The first concerns the bidding process and often involves public authorities. A bidder can bring a challenge against the contracting authority when it feels that the process was unfair, the rules were violated, or that the bidder was unjustly excluded to the advantage of another bidder.
These disputes are bound by very tight time-limits, often 10 days or so, called the ‘suspension period’ following the decision of the contracting authority to award the tender and before the contract is signed with the successful bidder.
A claimant will usually file a request quickly to the competent court or authority listed in the tender before the contract is issued to obtain an automatic suspension of the contract for a longer period. This is where various negotiation or mediation processes may be used.
For example, a settlement could be reached to re-advertise the tender. Public bodies will generally provide details in their procedures for an appeal process and the body responsible for mediation. Public authorities in several countries have adopted mediation to ensure that relationships between buyers and suppliers remain non-adversarial.
The second type of dispute relates to the contract itself.

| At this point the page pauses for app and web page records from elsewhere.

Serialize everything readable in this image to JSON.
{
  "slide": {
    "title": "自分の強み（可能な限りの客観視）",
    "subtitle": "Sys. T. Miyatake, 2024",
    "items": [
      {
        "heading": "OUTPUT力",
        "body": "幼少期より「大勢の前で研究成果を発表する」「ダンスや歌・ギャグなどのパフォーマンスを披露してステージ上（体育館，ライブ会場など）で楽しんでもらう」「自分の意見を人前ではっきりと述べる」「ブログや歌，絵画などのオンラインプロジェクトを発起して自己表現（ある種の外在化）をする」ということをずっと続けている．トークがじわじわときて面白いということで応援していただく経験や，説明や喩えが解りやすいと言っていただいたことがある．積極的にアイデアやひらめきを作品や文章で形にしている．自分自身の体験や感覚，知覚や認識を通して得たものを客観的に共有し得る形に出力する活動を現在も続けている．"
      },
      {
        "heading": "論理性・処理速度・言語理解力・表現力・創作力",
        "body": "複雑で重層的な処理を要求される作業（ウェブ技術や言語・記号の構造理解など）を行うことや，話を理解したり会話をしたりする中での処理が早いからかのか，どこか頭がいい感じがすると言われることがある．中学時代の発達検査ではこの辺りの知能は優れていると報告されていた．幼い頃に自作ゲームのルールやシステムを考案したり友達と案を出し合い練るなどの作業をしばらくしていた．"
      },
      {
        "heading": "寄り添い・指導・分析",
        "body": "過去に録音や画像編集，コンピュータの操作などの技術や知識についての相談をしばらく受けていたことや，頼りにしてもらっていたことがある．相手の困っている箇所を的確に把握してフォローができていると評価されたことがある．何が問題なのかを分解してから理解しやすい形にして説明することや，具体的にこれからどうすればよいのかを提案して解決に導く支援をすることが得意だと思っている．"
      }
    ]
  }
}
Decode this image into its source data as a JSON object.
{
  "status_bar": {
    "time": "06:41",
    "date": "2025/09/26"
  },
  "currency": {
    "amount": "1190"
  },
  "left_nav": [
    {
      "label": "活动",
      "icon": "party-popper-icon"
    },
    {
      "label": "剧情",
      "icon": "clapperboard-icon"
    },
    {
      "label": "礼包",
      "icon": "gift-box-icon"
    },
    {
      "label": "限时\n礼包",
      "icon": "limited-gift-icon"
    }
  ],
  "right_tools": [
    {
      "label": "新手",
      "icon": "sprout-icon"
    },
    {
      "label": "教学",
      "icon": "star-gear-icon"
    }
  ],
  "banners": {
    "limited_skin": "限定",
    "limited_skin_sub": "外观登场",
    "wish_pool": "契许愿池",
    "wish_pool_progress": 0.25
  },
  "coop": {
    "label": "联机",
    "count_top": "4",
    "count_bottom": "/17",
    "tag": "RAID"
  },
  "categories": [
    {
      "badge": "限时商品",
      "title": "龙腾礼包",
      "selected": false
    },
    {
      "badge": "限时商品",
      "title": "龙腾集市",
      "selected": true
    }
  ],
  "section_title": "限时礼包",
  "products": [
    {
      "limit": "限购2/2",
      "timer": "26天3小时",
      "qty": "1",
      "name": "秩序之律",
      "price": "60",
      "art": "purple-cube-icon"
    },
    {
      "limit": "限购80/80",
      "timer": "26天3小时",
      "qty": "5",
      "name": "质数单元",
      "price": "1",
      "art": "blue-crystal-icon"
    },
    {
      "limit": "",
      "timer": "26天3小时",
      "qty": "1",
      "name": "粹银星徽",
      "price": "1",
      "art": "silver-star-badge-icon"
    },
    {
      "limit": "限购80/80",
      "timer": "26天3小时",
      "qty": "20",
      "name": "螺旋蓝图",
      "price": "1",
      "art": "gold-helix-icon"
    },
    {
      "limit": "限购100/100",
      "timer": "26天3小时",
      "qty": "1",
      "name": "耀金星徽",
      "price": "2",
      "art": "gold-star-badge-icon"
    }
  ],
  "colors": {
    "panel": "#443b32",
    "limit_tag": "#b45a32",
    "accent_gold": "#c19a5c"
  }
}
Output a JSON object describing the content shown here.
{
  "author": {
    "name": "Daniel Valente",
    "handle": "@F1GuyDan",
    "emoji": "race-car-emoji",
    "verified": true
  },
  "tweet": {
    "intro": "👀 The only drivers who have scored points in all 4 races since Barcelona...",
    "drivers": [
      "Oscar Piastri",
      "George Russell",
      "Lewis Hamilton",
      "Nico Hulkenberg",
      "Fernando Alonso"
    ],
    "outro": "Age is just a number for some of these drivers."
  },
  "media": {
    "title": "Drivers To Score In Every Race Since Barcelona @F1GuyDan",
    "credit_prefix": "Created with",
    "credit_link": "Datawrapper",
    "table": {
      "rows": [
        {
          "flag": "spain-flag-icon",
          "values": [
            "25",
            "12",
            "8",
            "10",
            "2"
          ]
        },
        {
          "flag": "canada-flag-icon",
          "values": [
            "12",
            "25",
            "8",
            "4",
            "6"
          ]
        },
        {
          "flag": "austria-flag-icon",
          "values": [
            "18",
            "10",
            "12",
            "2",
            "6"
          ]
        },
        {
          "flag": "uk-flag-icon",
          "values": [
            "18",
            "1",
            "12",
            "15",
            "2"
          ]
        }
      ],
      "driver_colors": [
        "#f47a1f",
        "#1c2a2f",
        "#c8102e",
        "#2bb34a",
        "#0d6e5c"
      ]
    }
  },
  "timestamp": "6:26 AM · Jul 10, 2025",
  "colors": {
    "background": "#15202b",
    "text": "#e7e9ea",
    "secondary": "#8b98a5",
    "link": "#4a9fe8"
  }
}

Dispute resolution clauses will not be negotiable and the bidder must conform to whatever process is required by the contract – court, arbitration or combined mediation and arbitration.